## WHAT TO DO:
Output the entries below exactly as written, omitting pictures.

---

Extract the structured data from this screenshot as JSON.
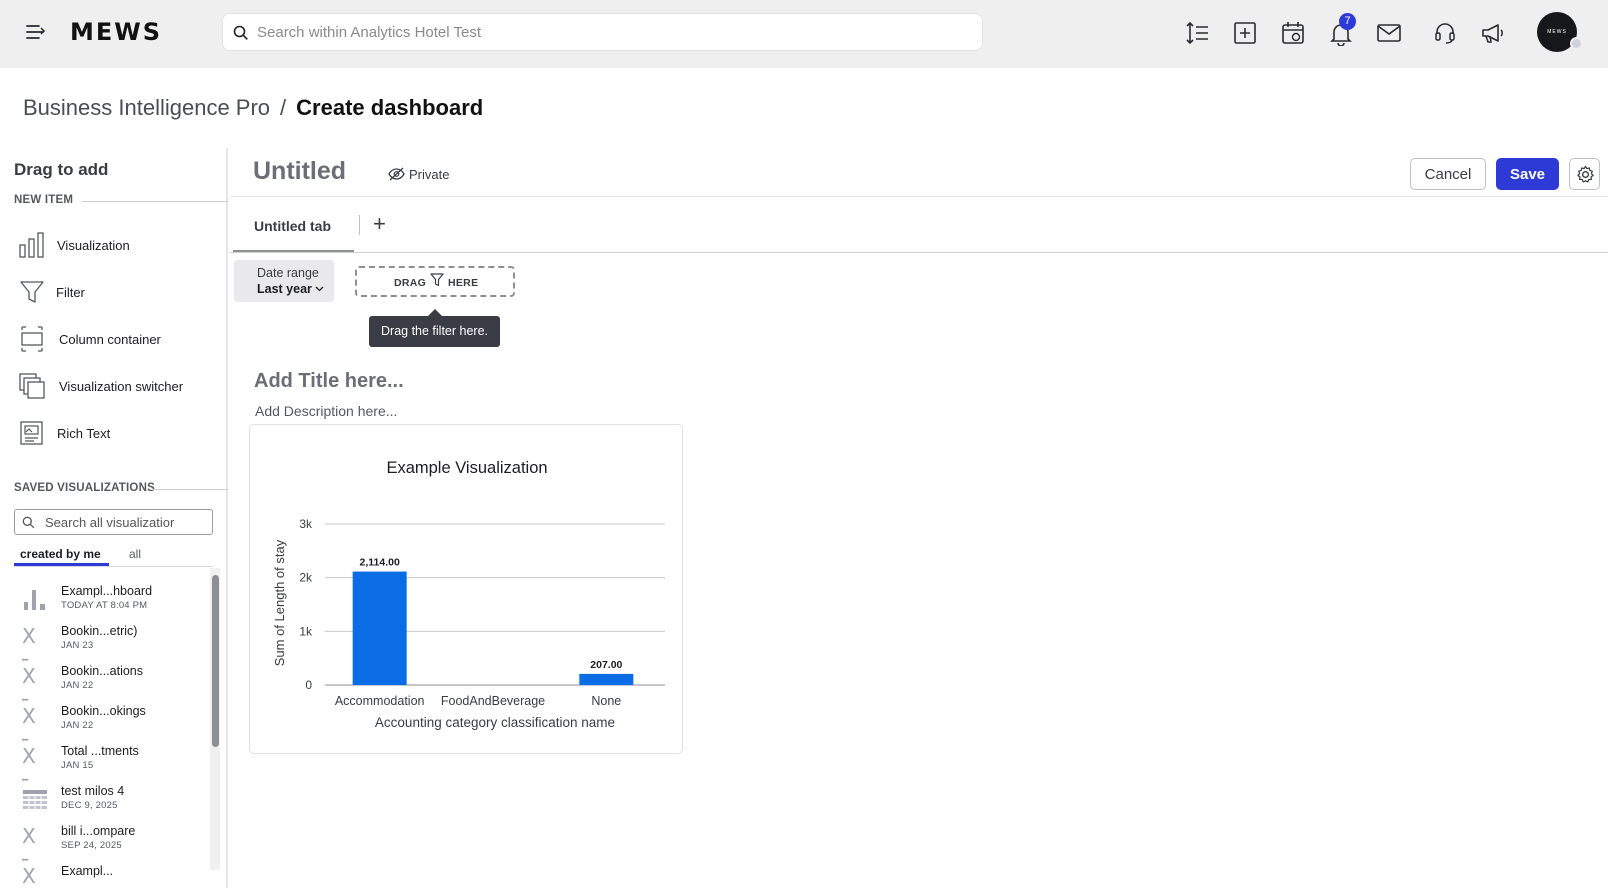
{
  "topbar": {
    "logo": "MEWS",
    "search_placeholder": "Search within Analytics Hotel Test",
    "notification_count": "7",
    "avatar_text": "MEWS"
  },
  "breadcrumb": {
    "parent": "Business Intelligence Pro",
    "separator": "/",
    "current": "Create dashboard"
  },
  "sidebar": {
    "title": "Drag to add",
    "new_item_label": "NEW ITEM",
    "new_items": [
      {
        "label": "Visualization",
        "icon": "bar-chart-icon"
      },
      {
        "label": "Filter",
        "icon": "filter-icon"
      },
      {
        "label": "Column container",
        "icon": "column-container-icon"
      },
      {
        "label": "Visualization switcher",
        "icon": "switcher-icon"
      },
      {
        "label": "Rich Text",
        "icon": "rich-text-icon"
      }
    ],
    "saved_label": "SAVED VISUALIZATIONS",
    "search_placeholder": "Search all visualizatior",
    "tabs": {
      "active": "created by me",
      "inactive": "all"
    },
    "saved_items": [
      {
        "name": "Exampl...hboard",
        "date": "TODAY AT 8:04 PM",
        "icon": "bar-chart-icon"
      },
      {
        "name": "Bookin...etric)",
        "date": "JAN 23",
        "icon": "x-icon"
      },
      {
        "name": "Bookin...ations",
        "date": "JAN 22",
        "icon": "x-icon"
      },
      {
        "name": "Bookin...okings",
        "date": "JAN 22",
        "icon": "x-icon"
      },
      {
        "name": "Total ...tments",
        "date": "JAN 15",
        "icon": "x-icon"
      },
      {
        "name": "test milos 4",
        "date": "DEC 9, 2025",
        "icon": "table-icon"
      },
      {
        "name": "bill i...ompare",
        "date": "SEP 24, 2025",
        "icon": "x-icon"
      },
      {
        "name": "Exampl...",
        "date": "",
        "icon": "x-icon"
      }
    ]
  },
  "dashboard": {
    "title": "Untitled",
    "visibility": "Private",
    "cancel_label": "Cancel",
    "save_label": "Save",
    "tab_label": "Untitled tab",
    "tab_add": "+",
    "filter": {
      "label": "Date range",
      "value": "Last year"
    },
    "drag_zone": {
      "before": "DRAG",
      "after": "HERE"
    },
    "tooltip": "Drag the filter here.",
    "add_title": "Add Title here...",
    "add_description": "Add Description here..."
  },
  "colors": {
    "accent": "#2d3ad6",
    "bar": "#0a6de6"
  },
  "chart_data": {
    "type": "bar",
    "title": "Example Visualization",
    "categories": [
      "Accommodation",
      "FoodAndBeverage",
      "None"
    ],
    "values": [
      2114,
      0,
      207
    ],
    "value_labels": [
      "2,114.00",
      "",
      "207.00"
    ],
    "xlabel": "Accounting category classification name",
    "ylabel": "Sum of Length of stay",
    "yticks": [
      "0",
      "1k",
      "2k",
      "3k"
    ],
    "ylim": [
      0,
      3000
    ],
    "grid": true
  }
}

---

## SOLUTION:
Extract the structured data from this screenshot as JSON.
{
  "topbar": {
    "logo": "MEWS",
    "search_placeholder": "Search within Analytics Hotel Test",
    "notification_count": "7",
    "avatar_text": "MEWS"
  },
  "breadcrumb": {
    "parent": "Business Intelligence Pro",
    "separator": "/",
    "current": "Create dashboard"
  },
  "sidebar": {
    "title": "Drag to add",
    "new_item_label": "NEW ITEM",
    "new_items": [
      {
        "label": "Visualization",
        "icon": "bar-chart-icon"
      },
      {
        "label": "Filter",
        "icon": "filter-icon"
      },
      {
        "label": "Column container",
        "icon": "column-container-icon"
      },
      {
        "label": "Visualization switcher",
        "icon": "switcher-icon"
      },
      {
        "label": "Rich Text",
        "icon": "rich-text-icon"
      }
    ],
    "saved_label": "SAVED VISUALIZATIONS",
    "search_placeholder": "Search all visualizatior",
    "tabs": {
      "active": "created by me",
      "inactive": "all"
    },
    "saved_items": [
      {
        "name": "Exampl...hboard",
        "date": "TODAY AT 8:04 PM",
        "icon": "bar-chart-icon"
      },
      {
        "name": "Bookin...etric)",
        "date": "JAN 23",
        "icon": "x-icon"
      },
      {
        "name": "Bookin...ations",
        "date": "JAN 22",
        "icon": "x-icon"
      },
      {
        "name": "Bookin...okings",
        "date": "JAN 22",
        "icon": "x-icon"
      },
      {
        "name": "Total ...tments",
        "date": "JAN 15",
        "icon": "x-icon"
      },
      {
        "name": "test milos 4",
        "date": "DEC 9, 2025",
        "icon": "table-icon"
      },
      {
        "name": "bill i...ompare",
        "date": "SEP 24, 2025",
        "icon": "x-icon"
      },
      {
        "name": "Exampl...",
        "date": "",
        "icon": "x-icon"
      }
    ]
  },
  "dashboard": {
    "title": "Untitled",
    "visibility": "Private",
    "cancel_label": "Cancel",
    "save_label": "Save",
    "tab_label": "Untitled tab",
    "tab_add": "+",
    "filter": {
      "label": "Date range",
      "value": "Last year"
    },
    "drag_zone": {
      "before": "DRAG",
      "after": "HERE"
    },
    "tooltip": "Drag the filter here.",
    "add_title": "Add Title here...",
    "add_description": "Add Description here..."
  },
  "colors": {
    "accent": "#2d3ad6",
    "bar": "#0a6de6"
  },
  "chart_data": {
    "type": "bar",
    "title": "Example Visualization",
    "categories": [
      "Accommodation",
      "FoodAndBeverage",
      "None"
    ],
    "values": [
      2114,
      0,
      207
    ],
    "value_labels": [
      "2,114.00",
      "",
      "207.00"
    ],
    "xlabel": "Accounting category classification name",
    "ylabel": "Sum of Length of stay",
    "yticks": [
      "0",
      "1k",
      "2k",
      "3k"
    ],
    "ylim": [
      0,
      3000
    ],
    "grid": true
  }
}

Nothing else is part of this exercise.